- [Work task] Below are records; count how many of their lines contain the word "материалов" and give the number alone.

[Website and app data records]
━━━━━━━━

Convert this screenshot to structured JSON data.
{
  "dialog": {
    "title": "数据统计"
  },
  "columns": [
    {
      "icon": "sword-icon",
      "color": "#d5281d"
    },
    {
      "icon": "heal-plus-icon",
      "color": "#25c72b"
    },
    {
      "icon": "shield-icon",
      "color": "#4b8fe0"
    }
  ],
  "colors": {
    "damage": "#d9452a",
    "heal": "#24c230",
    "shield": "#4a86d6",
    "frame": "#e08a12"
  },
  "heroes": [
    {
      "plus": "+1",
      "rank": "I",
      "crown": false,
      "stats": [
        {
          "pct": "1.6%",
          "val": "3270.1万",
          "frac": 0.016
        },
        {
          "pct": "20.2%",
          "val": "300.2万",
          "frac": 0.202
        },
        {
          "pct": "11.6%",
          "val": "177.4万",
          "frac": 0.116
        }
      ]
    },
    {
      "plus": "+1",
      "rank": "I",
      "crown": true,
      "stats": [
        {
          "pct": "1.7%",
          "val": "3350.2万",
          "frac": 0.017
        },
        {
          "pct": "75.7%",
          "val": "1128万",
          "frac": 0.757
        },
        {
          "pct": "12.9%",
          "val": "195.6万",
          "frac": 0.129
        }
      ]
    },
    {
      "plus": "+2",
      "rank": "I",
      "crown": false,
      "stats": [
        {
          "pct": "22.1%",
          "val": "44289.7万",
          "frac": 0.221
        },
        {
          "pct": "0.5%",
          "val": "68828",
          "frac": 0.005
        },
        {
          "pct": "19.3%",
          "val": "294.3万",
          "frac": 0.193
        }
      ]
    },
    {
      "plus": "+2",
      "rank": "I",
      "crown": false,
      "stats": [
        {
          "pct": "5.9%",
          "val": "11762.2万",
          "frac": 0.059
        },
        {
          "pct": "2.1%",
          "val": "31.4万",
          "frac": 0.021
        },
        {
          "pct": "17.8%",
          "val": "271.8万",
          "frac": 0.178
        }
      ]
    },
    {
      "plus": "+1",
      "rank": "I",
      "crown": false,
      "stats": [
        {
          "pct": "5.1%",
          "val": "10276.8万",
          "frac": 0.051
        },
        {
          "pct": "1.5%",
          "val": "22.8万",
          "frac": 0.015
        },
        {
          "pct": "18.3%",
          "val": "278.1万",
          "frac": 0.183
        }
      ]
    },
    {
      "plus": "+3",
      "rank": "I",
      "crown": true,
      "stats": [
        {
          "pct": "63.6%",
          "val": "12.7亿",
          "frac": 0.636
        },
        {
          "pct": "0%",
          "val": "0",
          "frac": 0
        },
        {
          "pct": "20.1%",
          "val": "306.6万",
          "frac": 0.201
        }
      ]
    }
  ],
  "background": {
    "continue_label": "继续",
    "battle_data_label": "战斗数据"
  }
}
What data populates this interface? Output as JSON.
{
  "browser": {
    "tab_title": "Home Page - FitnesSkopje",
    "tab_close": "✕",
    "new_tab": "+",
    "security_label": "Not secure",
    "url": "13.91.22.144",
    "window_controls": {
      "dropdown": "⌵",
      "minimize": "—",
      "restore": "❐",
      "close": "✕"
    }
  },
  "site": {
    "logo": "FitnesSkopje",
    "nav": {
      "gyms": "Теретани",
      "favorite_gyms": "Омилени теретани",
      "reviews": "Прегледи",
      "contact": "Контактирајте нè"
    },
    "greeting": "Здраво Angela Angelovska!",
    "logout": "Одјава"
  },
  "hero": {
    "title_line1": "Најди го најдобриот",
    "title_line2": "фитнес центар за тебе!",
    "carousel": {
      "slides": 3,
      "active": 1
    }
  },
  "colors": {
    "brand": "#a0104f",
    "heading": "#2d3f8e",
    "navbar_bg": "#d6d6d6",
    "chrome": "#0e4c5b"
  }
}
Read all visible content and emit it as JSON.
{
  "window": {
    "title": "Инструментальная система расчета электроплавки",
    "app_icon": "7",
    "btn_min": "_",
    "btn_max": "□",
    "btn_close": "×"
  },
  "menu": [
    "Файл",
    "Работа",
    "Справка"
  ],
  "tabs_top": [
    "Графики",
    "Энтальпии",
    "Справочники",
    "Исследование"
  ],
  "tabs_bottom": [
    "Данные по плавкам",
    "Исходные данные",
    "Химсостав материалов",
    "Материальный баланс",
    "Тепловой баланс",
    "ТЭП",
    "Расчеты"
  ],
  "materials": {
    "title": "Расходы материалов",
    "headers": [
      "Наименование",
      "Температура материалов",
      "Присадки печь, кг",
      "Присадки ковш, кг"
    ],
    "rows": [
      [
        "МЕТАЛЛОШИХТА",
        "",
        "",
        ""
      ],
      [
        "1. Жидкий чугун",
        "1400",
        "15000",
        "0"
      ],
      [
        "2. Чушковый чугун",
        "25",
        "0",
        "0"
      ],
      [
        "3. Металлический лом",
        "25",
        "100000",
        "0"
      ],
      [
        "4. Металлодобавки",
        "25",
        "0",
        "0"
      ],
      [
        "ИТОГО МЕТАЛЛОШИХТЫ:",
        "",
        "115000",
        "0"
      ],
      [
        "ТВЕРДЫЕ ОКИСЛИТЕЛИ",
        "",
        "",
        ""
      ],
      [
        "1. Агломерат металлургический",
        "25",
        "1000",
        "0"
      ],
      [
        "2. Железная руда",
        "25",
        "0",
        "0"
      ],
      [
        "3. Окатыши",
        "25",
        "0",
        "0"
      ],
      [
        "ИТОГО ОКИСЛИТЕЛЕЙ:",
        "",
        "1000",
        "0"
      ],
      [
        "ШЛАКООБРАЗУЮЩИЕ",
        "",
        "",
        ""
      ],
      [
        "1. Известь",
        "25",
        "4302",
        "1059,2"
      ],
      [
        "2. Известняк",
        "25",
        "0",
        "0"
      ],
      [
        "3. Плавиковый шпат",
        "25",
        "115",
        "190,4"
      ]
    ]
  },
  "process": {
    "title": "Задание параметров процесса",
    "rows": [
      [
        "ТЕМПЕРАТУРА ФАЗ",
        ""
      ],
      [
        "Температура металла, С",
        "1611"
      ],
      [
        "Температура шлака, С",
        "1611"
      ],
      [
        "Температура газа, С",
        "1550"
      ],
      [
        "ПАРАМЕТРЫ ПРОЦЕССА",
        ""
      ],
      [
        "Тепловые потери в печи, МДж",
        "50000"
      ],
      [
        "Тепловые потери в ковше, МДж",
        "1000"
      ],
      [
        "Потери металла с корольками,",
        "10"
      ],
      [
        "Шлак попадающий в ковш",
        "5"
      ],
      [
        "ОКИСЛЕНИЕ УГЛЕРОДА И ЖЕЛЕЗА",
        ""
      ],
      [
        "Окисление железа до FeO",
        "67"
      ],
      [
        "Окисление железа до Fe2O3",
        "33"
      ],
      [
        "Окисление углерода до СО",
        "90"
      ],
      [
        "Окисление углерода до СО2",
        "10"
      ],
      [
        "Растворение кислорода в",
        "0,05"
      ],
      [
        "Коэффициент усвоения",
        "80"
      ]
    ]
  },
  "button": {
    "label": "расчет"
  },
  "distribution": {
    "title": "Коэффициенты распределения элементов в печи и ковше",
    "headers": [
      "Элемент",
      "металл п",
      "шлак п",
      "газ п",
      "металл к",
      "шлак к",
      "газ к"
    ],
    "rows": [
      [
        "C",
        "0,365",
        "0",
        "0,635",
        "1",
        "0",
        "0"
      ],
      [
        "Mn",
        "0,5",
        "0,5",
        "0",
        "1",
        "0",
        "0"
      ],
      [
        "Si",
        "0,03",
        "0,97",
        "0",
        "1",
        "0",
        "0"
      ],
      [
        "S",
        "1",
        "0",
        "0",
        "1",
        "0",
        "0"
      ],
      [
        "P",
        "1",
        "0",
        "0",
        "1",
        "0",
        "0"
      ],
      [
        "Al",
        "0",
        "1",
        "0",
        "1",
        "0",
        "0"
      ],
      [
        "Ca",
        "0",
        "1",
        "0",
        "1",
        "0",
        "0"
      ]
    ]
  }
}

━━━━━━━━

- [Task output] 3